■ What this task involves ■
In full and exactly, please return the records, but keep out the pictures.

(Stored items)
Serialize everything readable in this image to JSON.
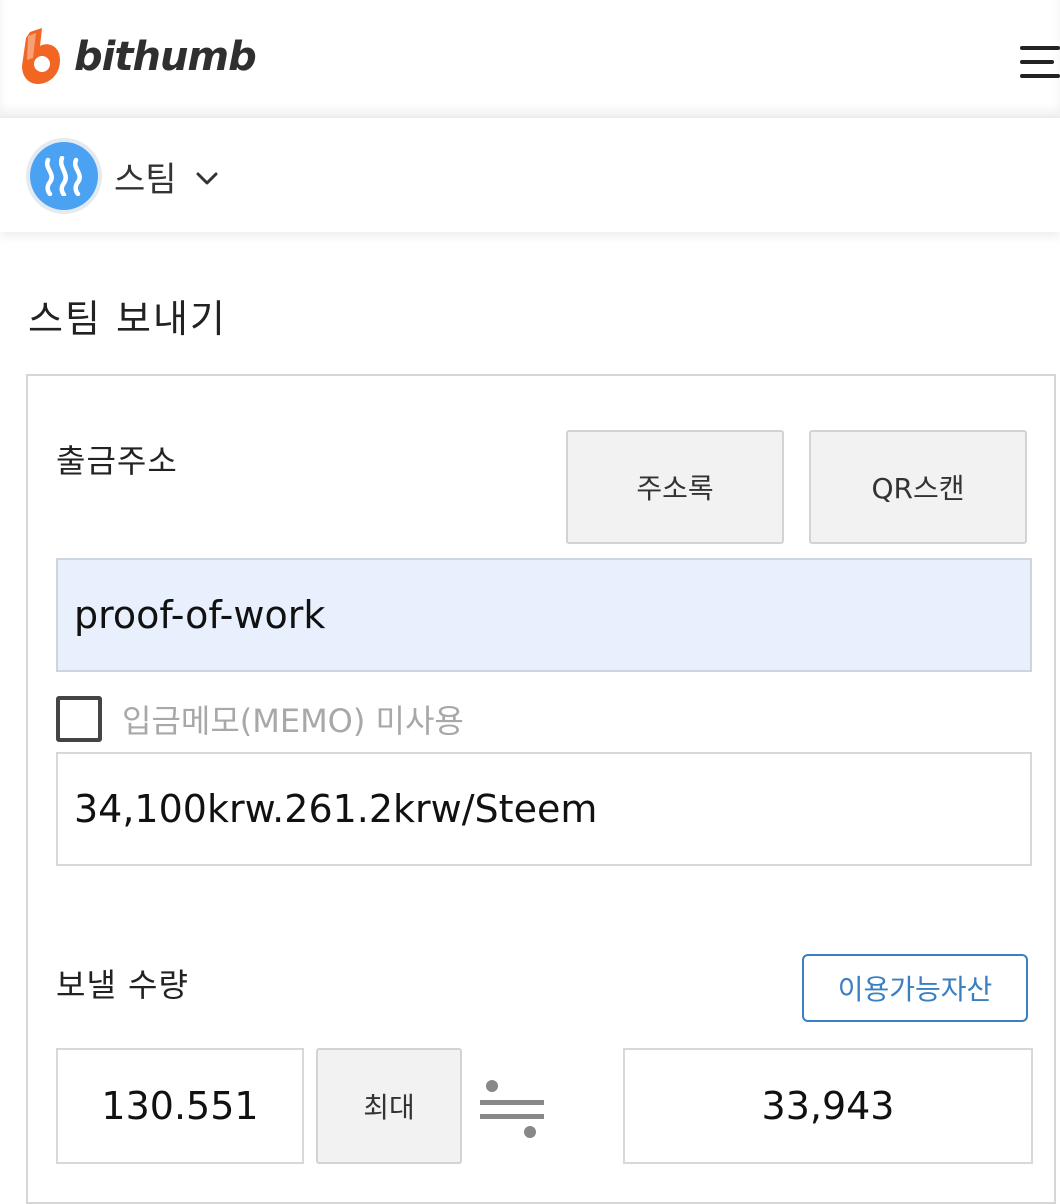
{
  "header": {
    "brand": "bithumb",
    "brand_color": "#f26522",
    "menu_icon": "hamburger-menu-icon"
  },
  "coin": {
    "name": "스팀",
    "icon": "steem-coin-icon",
    "icon_color": "#4ba2f2"
  },
  "page": {
    "title": "스팀 보내기"
  },
  "address": {
    "label": "출금주소",
    "address_book_label": "주소록",
    "qr_scan_label": "QR스캔",
    "value": "proof-of-work"
  },
  "memo": {
    "checkbox_label": "입금메모(MEMO) 미사용",
    "checked": false,
    "value": "34,100krw.261.2krw/Steem"
  },
  "amount": {
    "label": "보낼 수량",
    "available_assets_label": "이용가능자산",
    "value": "130.551",
    "max_label": "최대",
    "converted_value": "33,943",
    "approx_icon": "approximately-equal-icon"
  }
}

■ Solution ■
Serialize everything readable in this image to JSON.
{
  "header": {
    "brand": "bithumb",
    "brand_color": "#f26522",
    "menu_icon": "hamburger-menu-icon"
  },
  "coin": {
    "name": "스팀",
    "icon": "steem-coin-icon",
    "icon_color": "#4ba2f2"
  },
  "page": {
    "title": "스팀 보내기"
  },
  "address": {
    "label": "출금주소",
    "address_book_label": "주소록",
    "qr_scan_label": "QR스캔",
    "value": "proof-of-work"
  },
  "memo": {
    "checkbox_label": "입금메모(MEMO) 미사용",
    "checked": false,
    "value": "34,100krw.261.2krw/Steem"
  },
  "amount": {
    "label": "보낼 수량",
    "available_assets_label": "이용가능자산",
    "value": "130.551",
    "max_label": "최대",
    "converted_value": "33,943",
    "approx_icon": "approximately-equal-icon"
  }
}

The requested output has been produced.